Fraud attempts are likely to peak on Thanksgiving Day as transaction volume surges 23% compared to the same day last year, according to the projections. The volume of transactions on Thanksgiving Day is expected to surge 23% compared to Thanksgiving 2017, while fraud attempts are expected to hit a high 1.80% of transactions.
Transaction volume on Black Friday will likely rise 19% in 2018 compared to 2017, with fraud attempts affecting 1.30%, according to the company.
“Buy online, pick up in-store” and call centers will be areas of focus for fraudsters as cross channel fraud also continues to grow, the data showed.

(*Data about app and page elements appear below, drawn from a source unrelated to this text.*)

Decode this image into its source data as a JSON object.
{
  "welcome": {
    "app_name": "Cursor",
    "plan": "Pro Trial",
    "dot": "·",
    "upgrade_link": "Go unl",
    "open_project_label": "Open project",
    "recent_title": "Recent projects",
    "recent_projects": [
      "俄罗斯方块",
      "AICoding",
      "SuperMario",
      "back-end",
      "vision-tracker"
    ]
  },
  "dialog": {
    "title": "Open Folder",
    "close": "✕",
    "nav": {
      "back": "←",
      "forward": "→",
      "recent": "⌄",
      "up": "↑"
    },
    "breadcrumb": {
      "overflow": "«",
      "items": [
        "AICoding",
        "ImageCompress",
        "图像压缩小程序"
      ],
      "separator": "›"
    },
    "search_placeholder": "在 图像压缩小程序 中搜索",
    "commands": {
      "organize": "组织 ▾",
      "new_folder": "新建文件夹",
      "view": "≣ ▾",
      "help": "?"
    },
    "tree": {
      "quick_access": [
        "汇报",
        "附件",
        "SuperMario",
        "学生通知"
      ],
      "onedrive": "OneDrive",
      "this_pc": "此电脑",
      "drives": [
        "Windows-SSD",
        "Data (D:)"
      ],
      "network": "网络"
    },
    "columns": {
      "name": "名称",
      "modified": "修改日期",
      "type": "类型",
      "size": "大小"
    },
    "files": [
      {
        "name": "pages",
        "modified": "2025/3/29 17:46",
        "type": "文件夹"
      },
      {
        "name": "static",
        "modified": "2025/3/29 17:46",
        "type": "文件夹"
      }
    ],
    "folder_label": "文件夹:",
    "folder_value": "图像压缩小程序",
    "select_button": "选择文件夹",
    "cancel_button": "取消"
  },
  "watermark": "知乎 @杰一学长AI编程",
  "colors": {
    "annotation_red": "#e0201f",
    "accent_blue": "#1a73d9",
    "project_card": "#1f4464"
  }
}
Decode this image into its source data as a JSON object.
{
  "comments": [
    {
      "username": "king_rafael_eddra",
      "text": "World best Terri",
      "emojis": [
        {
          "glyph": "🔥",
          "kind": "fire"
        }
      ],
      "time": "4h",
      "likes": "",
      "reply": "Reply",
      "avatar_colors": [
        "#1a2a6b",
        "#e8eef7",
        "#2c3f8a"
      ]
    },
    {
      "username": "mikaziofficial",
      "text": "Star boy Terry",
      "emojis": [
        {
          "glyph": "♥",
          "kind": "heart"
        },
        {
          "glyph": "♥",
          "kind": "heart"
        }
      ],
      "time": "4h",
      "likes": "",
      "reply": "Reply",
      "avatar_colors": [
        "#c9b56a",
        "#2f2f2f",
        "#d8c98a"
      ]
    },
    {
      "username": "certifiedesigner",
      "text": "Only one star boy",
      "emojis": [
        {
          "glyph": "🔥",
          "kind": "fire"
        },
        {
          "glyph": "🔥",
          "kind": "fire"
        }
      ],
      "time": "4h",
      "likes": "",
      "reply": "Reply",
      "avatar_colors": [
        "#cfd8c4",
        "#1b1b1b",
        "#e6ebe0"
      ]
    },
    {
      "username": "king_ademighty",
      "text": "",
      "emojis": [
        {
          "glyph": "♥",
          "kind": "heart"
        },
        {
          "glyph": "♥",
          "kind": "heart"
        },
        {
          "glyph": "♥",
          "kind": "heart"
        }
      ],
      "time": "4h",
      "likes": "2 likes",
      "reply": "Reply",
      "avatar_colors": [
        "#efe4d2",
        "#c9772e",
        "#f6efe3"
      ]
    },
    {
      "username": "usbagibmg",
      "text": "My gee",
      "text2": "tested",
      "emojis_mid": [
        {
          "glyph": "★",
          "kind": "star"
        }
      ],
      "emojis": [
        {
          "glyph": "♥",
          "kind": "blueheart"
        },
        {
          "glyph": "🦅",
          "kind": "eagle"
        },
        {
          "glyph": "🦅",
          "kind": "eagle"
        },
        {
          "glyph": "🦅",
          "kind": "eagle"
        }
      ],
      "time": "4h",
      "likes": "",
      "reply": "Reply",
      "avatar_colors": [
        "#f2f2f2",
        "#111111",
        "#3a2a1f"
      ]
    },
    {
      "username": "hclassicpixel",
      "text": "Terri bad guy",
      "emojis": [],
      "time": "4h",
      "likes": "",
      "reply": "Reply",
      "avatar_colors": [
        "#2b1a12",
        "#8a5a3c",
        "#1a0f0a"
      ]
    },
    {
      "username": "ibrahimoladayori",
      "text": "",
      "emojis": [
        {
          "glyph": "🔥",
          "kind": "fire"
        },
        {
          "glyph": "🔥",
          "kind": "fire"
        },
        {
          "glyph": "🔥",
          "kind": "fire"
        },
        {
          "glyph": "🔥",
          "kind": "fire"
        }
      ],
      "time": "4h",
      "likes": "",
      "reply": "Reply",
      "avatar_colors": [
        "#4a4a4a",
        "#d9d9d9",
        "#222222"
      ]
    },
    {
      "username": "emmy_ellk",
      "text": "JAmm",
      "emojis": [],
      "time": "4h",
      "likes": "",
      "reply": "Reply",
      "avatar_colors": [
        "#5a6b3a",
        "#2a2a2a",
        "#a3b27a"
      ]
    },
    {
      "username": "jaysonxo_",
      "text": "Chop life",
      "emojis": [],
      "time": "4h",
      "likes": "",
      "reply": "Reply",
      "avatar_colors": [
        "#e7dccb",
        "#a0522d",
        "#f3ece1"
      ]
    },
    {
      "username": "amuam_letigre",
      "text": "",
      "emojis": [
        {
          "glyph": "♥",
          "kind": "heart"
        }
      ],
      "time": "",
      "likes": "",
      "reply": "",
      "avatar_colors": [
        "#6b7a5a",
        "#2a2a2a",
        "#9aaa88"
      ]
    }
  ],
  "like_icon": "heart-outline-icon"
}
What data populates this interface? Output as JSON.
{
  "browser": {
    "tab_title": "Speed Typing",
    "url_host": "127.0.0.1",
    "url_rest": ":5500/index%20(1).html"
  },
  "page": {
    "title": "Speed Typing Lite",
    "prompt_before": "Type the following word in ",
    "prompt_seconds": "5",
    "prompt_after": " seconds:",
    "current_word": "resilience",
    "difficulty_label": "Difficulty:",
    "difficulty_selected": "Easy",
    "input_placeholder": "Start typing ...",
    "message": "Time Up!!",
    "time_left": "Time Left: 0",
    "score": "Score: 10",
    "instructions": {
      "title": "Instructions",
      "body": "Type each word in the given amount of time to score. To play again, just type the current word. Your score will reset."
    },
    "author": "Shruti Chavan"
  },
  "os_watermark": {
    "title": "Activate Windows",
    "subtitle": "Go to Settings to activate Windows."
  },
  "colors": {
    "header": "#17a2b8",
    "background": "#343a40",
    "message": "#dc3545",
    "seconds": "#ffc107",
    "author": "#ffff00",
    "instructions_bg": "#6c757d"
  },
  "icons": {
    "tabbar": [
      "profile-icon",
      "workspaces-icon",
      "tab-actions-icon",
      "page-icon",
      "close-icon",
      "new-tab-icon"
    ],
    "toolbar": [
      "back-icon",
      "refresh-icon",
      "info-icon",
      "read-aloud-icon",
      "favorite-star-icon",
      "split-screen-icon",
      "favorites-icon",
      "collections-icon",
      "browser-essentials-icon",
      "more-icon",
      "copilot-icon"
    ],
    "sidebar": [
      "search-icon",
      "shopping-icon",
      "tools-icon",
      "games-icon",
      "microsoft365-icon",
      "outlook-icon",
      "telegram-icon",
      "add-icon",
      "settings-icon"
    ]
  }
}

And the attempted fraud average ticket price, or a merchant’s average size of individual sales by credit card, is expected to increase 3% from $236 to $243, ACI said.
“As more consumers purchase big ticket items like smartphones, TVs and other electronics, we expect the attempted fraud average ticket price to be higher this year than in previous years,” according to Erika Dietrich, global director, Payments Risk, ACI Worldwide.
“Fraudsters will keep an eye on items that have limited inventory as it gives them an additional opportunity to steal and sell those items on the black market for a higher price so consumers and merchants alike must be vigilant in such cases,” Dietrich added.
How to combat fraud this holiday shopping season
In addition to publishing the benchmark study ahead of Thanksgiving, ACI is serving tips and tricks on how to stay out of harm’s way, and that includes for businesses too.
Regular customers are advised to always shop at reputable websites, avoid public WI-Fi networks, use biometric authentication wherever possible, avoid using the same credentials with multiple merchants, and even refrain from using public wireless charging stations to avoid “juice jacking,” where fake kiosks are rigged to steal personal data from devices.
ACI tell businesses, meanwhile, to identify where fraud has previously been an issue, monitor for threats with solutions designed to detect abnormal behavior, communicate fraud-countering strategies well across teams, profile customers, and employ rapid access to fraud intelligence to inform tactics in real time.